RENTON — For the better part of a decade, the first-round of the NFL draft has proved to be rather boring for the Seattle Seahawks.
Whether it was late opening-round picks that usually were traded, or not even owning a first-rounder, the opening night of the draft was regularly dull in Seattle.
Not this year. Not entering perhaps the most important draft for the Seahawks since the 2012 grab bag that landed Seattle a bounty of future stars.
Coming off the first losing season in a decade there is heightened pressure and expectation on general manager John Schneider and coach Pete Carroll that the Seahawks must hit in this draft, beginning with the No. 9 overall pick.
“There’s a lot of planning. A lot of thoughts that go through your head. A lot of different scenarios,” Schneider said. “We may pick at nine, we may not. We don’t know yet. We’re gonna do whatever we can to help this football team as much as we possibly can. It’s obviously exciting, but it’s not necessarily a place that you want to be drafting.”
If the Seahawks truly believe they are reloading and not fully rebuilding after an offseason of major changes, then coming out of this draft filling some significant needs seems to be a requirement.
Quarterback will be a focal point following the trade of Russell Wilson to Denver, which landed the Seahawks the ninth pick, along with a bounty of other selections. But Seattle seems set on giving Drew Lock, Geno Smith and Jacob Eason a chance at earning the starting job, and while a QB may be selected, it seems unlikely to be the choice at No. 9.
There are too many other needs.
Neither offensive tackle position is set. Seattle lost starting cornerback D.J. Reed in free agency. Pass rush seems to be a never-ending priority, especially in a new 3-4 defensive scheme.
And Bobby Wagner, one of the best linebackers of this generation, was released in a salary-cap move and signed with the division rival Rams, leaving one of the inside linebacker spots unaccounted for.
“There is definitely an excitement about this because there’s only so many things that can happen when you’re picking 25th or 28th and down there. There’s a million scenarios,” Carroll said. “This is not like that. It’s a little different.”
The last time the Seahawks selected a quarterback in the first round was Rick Mirer in 1993. The last time they selected a quarterback in any of the first three rounds was 2012 when Wilson was picked and became a 10-year starter.
At some point among Seattle’s eight picks a quarterback is likely to be selected. But in a year when there’s no clear options at the position in the top 10, it seems unlikely Seattle would use the No. 9 pick on a QB.
The better likelihood is seeing if someone like Matt Corral or Desmond Ridder is available late in the first or early in the second round.
END OF THE LINE
The last time Seattle had a top 10 pick came in 2010, the first draft under Schneider and Carroll. The No. 6 pick that year was used on left tackle Russell Okung, who started all 72 regular-season games he played for the Seahawks over six seasons.

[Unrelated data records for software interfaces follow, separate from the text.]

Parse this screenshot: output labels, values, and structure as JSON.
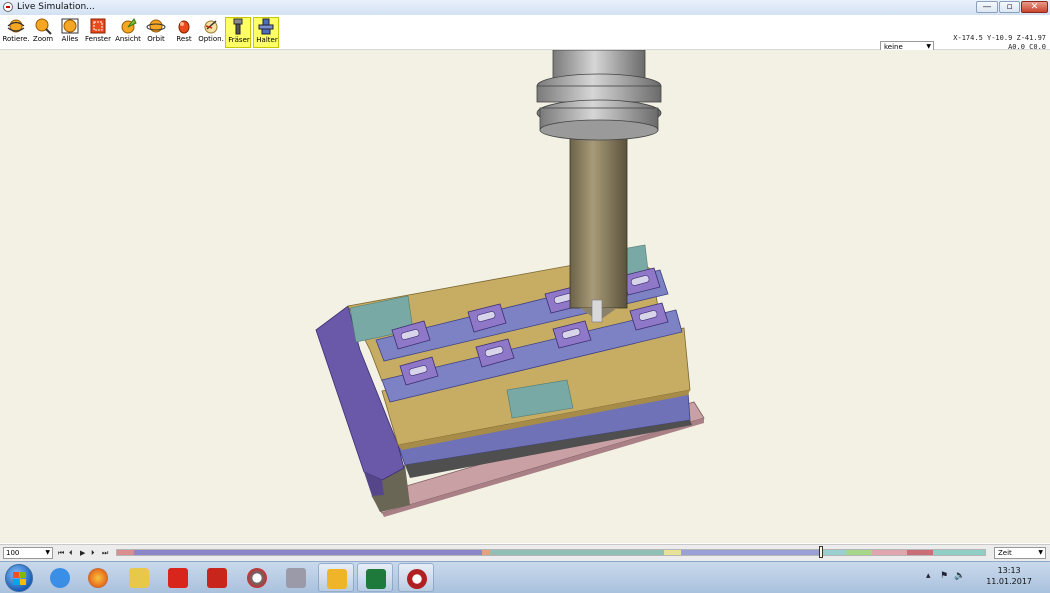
{
  "window": {
    "title": "Live Simulation...",
    "buttons": {
      "minimize": "—",
      "restore": "▫",
      "close": "✕"
    }
  },
  "toolbar": {
    "tools": [
      {
        "label": "Rotiere.",
        "icon": "rotate-icon",
        "color": "#f5a623"
      },
      {
        "label": "Zoom",
        "icon": "zoom-icon",
        "color": "#f5a623"
      },
      {
        "label": "Alles",
        "icon": "zoom-all-icon",
        "color": "#f5a623"
      },
      {
        "label": "Fenster",
        "icon": "zoom-window-icon",
        "color": "#e84a1c"
      },
      {
        "label": "Ansicht",
        "icon": "view-icon",
        "color": "#7cbf3a"
      },
      {
        "label": "Orbit",
        "icon": "orbit-icon",
        "color": "#f5a623"
      },
      {
        "label": "Rest",
        "icon": "rest-material-icon",
        "color": "#e84a1c"
      },
      {
        "label": "Option.",
        "icon": "options-icon",
        "color": "#f5a623"
      },
      {
        "label": "Fräser",
        "icon": "cutter-icon",
        "color": "#ffff66"
      },
      {
        "label": "Halter",
        "icon": "holder-icon",
        "color": "#ffff66"
      }
    ],
    "mode_select": "keine",
    "coordinates": [
      "X-174.5 Y-10.9 Z-41.97",
      "A0.0 C0.0"
    ]
  },
  "viewport": {
    "background": "#f2f1e4"
  },
  "playback": {
    "speed": "100",
    "buttons": [
      "⏮",
      "⏴",
      "▶",
      "⏵",
      "⏭"
    ],
    "time_select": "Zeit",
    "progress": 0.81
  },
  "taskbar": {
    "apps": [
      {
        "name": "ie-icon",
        "color": "#3a8ee6",
        "open": false
      },
      {
        "name": "firefox-icon",
        "color": "#e8701c",
        "open": false
      },
      {
        "name": "explorer-icon",
        "color": "#e8c84a",
        "open": false
      },
      {
        "name": "solidworks-icon",
        "color": "#d8261c",
        "open": false
      },
      {
        "name": "solidworks-cam-icon",
        "color": "#c8261c",
        "open": false
      },
      {
        "name": "cam-app-icon",
        "color": "#6a6a6a",
        "open": false
      },
      {
        "name": "tools-icon",
        "color": "#9a9aa8",
        "open": false
      },
      {
        "name": "outlook-icon",
        "color": "#f0b429",
        "open": true
      },
      {
        "name": "excel-icon",
        "color": "#1e7a3a",
        "open": true
      },
      {
        "name": "simulation-app-icon",
        "color": "#b02020",
        "open": true
      }
    ],
    "clock": {
      "time": "13:13",
      "date": "11.01.2017"
    }
  }
}
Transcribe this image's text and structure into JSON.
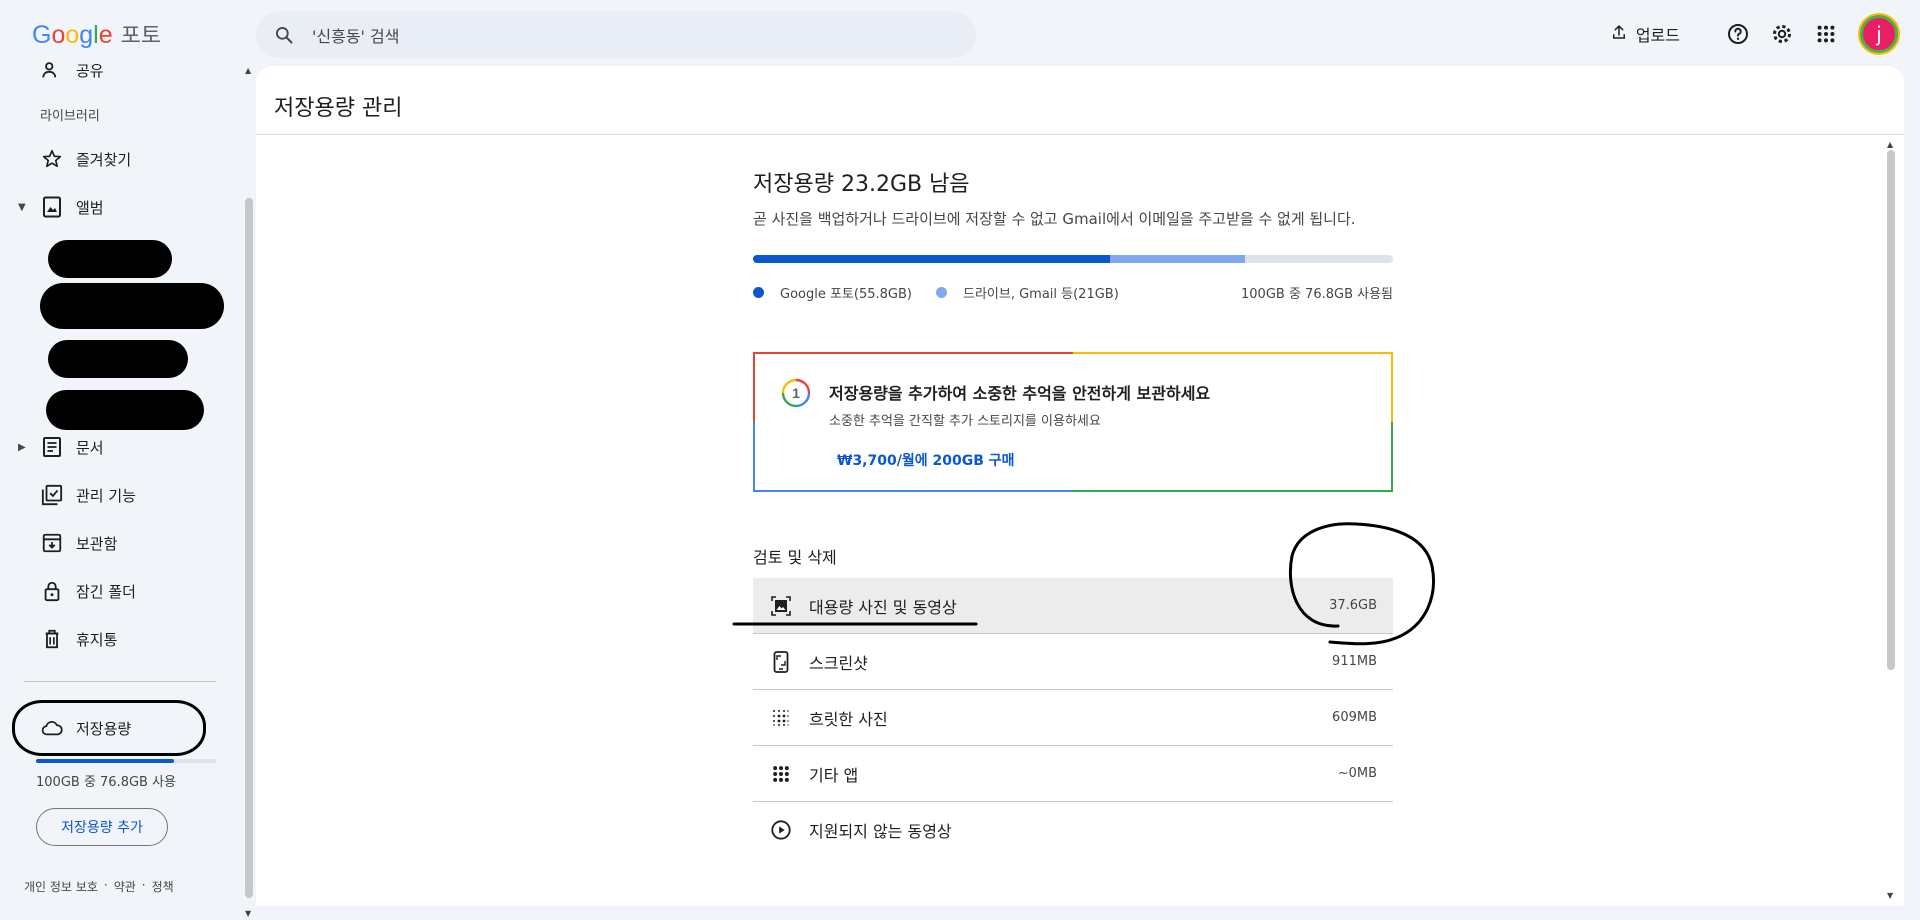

Don’t be surprised if Seattle looks to find its next left tackle with the No. 9 pick.
Veteran Duane Brown remains a free agent after spending the past 4½ seasons in Seattle. The Seahawks seem hesitant to commit a lengthy deal to Brown, who will turn 37 before the start of next season.
The top tackles in the draft have all been linked to the Seahawks, including Mississippi State’s Charles Cross, Alabama’s Evan Neal and Ickey Ekwonu from North Carolina State. If one of those players is still available at No. 9 it’ll be very attractive for the Seahawks.
CORNERING THE MARKET
If offensive tackle isn’t the choice at No. 9, it very likely could be cornerback. Seattle saw Reed depart for a bigger deal with the Jets, leaving Sidney Jones and Tre Brown, who was injured midway through last season, as the primary options.
Ahmed “Sauce” Gardner fits the size profile Seattle has sought in the past at 6-foot-3, but seems to be rising in mock drafts and could be gone by the time Seattle picks. Other possible early first-round options could be LSU’s Derek Stingley Jr. and Clemson’s Andrew Booth.
Whether the first pick is used on a cornerback or not, expect Seattle to take one or two in the draft.
As is always the case with Schneider, a trade is entirely possible. The second day of the draft is likely to be loaded with talent and a trade down by the Seahawks to nab more second- and third-round picks might be the most likely outcome for Seattle. But top 10 picks have been rare in the past dozen years for Seattle so this could be the time the Seahawks finally use that first-rounder.